Children look to their parents for signs of approval, recognition, and love when they perform any new skill.
This approval transfers to coaches when the child starts playing an organized sport.
The child learns that the unconditional love and admiration they received from their parents are missing from the coach, but they can still get recognition, even if it is cadged with feedback on end. Sometimes, if they feel that they cannot perform to the group’s expectations, they may seek attention in other ways: being the team clown or sitting on the floor and refusing to join in.
These are normal behaviors in children.
Our job as coaches and parents is to help the child develop into an emotionally intelligent, self-aware, and self-confident individual who can function in society and perform in the sporting arena (if they so choose).
The athlete goes out and plays on the pitch and has to learn how to interact with teammates, perform their skills, and adapt to the opposition. If they can’t do that without the coach giving them continuous instructions, the coach has failed to prepare the child for the game.
Developing Self-Reflection Skills
Coaching is a balance of directing and asking. We sometimes ask the athletes,
- Put your hands here
- Play X
- Where were your hands?
- What play works best against that formation?
If we direct then, we lose valuable information from the athlete and stunt their growth. If we ask questions, we can confuse the athlete or take longer to learn a lesson. It is tempting to tell beginners what to do, but we need to get the athletes thinking for themselves at a young age.
When coaching gymnastics, I explain the headstand by showing that the two hands form the base of a triangle and the head is the top of the triangle (directing/ instructing). The gymnasts then practice and inevitably topple over. Over half of the athletes will have inverted the triangle by moving their hands in front of their heads. Another third will have hands and their head on a straight line. I then ask them, ‘Did you make a triangle shape?’
The answers vary, so I get them to do it again, thinking about the triangle shape. We use lines on the floor to help: hands behind the line, head in front. Yet, they still make mistakes at the beginning. The point is that I am teaching them to pay attention to only one part of a skill. Being upside down and trying to balance is distracting them from this. It’s a start. The feedback loop is then initiated that should help them learn any new skill:
- Listen/ Observe
- Pay attention to specific cues
- Check self
- Practice more.
Competition Evaluation and Goal Setting
As the athlete grows, they often leave their support networks behind: their high school coach, parents, and school friends. The ability to self-reflect becomes more critical as the young adult has yet to form a new support network or might be fighting for a place in the team and doesn’t want to ask the coach for feedback.
I use a simple form to help structure the athlete’s thought processes and turn them into constructive action. It involves three steps (note, this is for teenage athletes and would be too much for young children and is only introduced after some simple ask/reflect questions).
Step 1: Write down five things that you did well in the last game/ match.
Step 2: Write down three things that could improve
You will notice that I start with what went well and that more of those than what can be improved. We want confident athletes, which helps reinforce the fact that they will have done some good things even in a loss.
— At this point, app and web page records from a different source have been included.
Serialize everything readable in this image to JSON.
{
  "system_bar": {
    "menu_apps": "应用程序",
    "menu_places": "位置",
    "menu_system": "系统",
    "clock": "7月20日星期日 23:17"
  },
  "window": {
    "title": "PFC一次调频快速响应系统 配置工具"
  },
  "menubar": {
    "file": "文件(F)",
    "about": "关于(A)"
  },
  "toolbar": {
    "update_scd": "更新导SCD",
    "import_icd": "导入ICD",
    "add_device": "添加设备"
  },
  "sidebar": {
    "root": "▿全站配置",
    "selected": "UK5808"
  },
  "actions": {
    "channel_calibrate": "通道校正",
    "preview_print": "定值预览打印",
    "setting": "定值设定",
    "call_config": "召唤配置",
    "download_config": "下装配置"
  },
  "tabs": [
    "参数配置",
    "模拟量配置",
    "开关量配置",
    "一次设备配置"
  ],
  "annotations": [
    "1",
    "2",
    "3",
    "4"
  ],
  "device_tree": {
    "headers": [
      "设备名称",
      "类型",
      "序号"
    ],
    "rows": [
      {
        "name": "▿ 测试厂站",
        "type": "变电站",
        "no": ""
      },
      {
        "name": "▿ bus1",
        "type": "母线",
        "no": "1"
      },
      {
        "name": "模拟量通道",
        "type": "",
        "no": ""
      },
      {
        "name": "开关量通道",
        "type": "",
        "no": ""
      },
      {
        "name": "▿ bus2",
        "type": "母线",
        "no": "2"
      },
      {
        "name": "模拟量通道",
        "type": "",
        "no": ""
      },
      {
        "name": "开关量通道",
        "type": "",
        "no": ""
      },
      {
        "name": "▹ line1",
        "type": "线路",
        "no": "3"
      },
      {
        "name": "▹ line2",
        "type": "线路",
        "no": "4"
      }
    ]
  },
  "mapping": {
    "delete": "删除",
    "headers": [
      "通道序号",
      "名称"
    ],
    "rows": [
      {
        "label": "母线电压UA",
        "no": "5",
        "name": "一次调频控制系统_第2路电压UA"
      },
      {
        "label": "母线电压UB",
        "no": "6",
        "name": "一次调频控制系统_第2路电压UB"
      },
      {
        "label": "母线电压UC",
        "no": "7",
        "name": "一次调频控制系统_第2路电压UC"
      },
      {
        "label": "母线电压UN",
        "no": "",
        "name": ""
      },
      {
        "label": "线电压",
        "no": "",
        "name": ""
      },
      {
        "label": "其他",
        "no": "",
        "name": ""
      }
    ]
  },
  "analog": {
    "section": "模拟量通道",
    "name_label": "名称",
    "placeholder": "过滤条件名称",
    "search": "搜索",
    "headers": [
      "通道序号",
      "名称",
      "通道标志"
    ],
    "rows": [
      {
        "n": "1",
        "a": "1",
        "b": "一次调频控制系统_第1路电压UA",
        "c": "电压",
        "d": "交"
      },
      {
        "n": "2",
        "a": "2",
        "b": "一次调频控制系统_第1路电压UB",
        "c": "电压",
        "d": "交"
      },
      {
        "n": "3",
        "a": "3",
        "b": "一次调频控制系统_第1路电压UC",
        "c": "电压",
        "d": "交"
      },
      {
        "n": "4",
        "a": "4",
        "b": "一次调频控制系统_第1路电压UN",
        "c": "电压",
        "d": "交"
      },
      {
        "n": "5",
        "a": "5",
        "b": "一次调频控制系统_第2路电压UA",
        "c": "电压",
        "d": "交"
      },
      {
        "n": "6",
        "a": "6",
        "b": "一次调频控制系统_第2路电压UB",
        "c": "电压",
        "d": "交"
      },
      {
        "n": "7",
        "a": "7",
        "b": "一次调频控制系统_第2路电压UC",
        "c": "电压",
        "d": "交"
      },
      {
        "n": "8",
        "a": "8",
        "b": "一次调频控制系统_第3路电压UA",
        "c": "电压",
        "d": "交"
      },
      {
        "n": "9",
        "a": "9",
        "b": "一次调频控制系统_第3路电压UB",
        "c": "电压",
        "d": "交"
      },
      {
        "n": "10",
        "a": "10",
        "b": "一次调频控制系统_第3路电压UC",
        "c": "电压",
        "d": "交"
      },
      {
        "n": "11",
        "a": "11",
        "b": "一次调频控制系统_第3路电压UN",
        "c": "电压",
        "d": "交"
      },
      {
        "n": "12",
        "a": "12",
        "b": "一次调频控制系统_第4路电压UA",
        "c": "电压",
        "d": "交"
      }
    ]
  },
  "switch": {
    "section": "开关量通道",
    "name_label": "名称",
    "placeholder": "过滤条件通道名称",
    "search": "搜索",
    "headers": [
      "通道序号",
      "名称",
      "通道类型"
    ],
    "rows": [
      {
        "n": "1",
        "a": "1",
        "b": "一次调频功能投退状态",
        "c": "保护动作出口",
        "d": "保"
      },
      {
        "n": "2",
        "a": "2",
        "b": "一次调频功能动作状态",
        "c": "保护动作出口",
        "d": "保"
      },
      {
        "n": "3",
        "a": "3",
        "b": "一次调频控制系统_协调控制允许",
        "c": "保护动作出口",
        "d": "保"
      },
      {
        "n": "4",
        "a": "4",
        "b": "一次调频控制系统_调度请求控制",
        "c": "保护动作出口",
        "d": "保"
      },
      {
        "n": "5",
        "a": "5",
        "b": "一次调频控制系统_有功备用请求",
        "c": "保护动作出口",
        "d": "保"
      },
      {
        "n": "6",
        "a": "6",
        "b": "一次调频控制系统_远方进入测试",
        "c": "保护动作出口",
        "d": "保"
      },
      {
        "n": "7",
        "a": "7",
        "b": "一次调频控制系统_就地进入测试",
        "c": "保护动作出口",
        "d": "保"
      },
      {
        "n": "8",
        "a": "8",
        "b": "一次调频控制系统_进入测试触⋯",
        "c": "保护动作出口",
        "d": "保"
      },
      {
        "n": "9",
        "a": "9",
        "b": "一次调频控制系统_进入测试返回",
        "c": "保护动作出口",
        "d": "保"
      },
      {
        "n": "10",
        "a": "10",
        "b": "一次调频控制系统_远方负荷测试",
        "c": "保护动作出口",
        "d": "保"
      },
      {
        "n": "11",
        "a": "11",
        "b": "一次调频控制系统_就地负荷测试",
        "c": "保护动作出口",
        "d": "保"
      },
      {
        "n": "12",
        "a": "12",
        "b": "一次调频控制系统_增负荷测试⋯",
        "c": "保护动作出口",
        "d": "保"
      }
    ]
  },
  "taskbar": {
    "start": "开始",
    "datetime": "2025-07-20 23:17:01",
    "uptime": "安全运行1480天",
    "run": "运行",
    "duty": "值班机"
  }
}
I never use the terms ‘Positive/ negative feedback’ because all thinking is useful, and can learn from mistakes. Note the dotted line on the form.
Step 3: Write down 3 training goals for the next month that will help you improve the areas you can improve.
Step 4: Be more specific and break down the larger goals into manageable tasks for next week.
Step 5: Be even more specific and write down two drills or exercises with sets and repetitions that you will put into your next training session.
You now have a positive, specific, and measurable action to help you get better.
Step 6: Throw away the bottom of sheet one (below the dotted line): there is no point dwelling on mistakes once you have a plan to improve
Use the top 5 points as a reminder of your past success and review it regularly.
I have found this process changes the mindset of the athlete and helps them transition ideas into action. They have to fill in the boxes and think hard about their game. They start to take control of their own improvement.
You may not have to do this after every game, but after big games, or once a month might help.
There are many ways to get better at sport, but thoughtful, deliberate practice, is essential at some point. Coach feedback and technology, such as film reviews, are important but should not be exclusive.
By helping your athletes reflect on themselves, you are helping create independent and adaptable thinkers who can perform in the sporting arena successfully and confidently.